Someday in the near future, you might find yourself bored on a weekday afternoon and decide to turn on the television. Maybe you’ll scroll to ESPN or FS1 — the channel is irrelevant because the programming will be the same: a sports betting show.
On an otherwise typical May afternoon, the college sports establishment anxiously turned its gaze to Washington, D.C., where the Supreme Court struck down the Professional and Amateur Sports Protection Act, a 26-year-old law that effectively outlawing sports betting outside Nevada.
In a 6-3 decision, the court ruled PASPA was unconstitutional, setting off a wave of enthusiasm from gamblers while athletic administrators and coaches cast a wary eye.
The word “gambling,” long a college sports bogeyman, carries negative connotations, striking fear of potential scandal into the NCAA’s powerbrokers.
“First thing I would say is I think we’ve got great students playing football,” Big Ten commissioner Jim Delany said in Chicago at the conference’s media days. “Trust them. They’re young. We need to continue to educate them about the challenges associated with gambling and the importance of the integrity of the game.”
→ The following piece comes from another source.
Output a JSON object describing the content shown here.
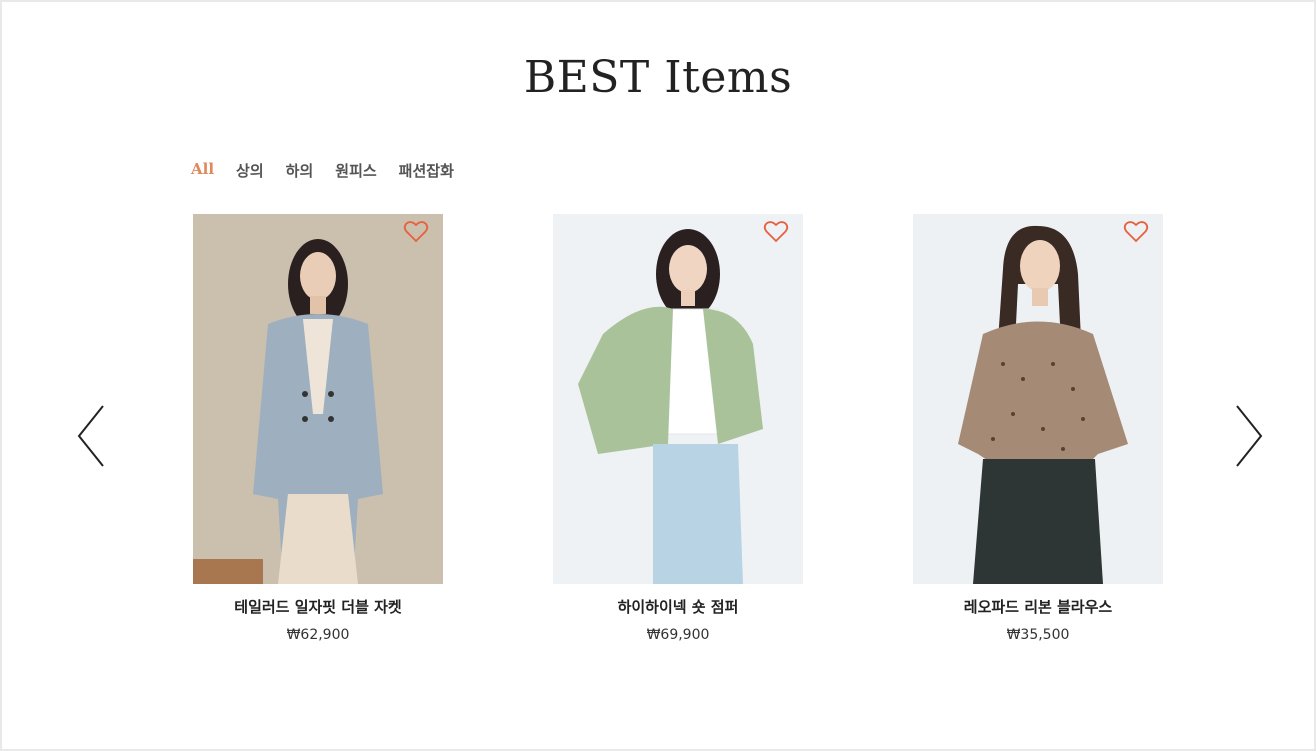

If Delany had it his way — and he usually does — he would eliminate college sports from the gambling model. And if that’s not successful, he prefers a framework that gives additional protection to college, high school, and Olympic sports.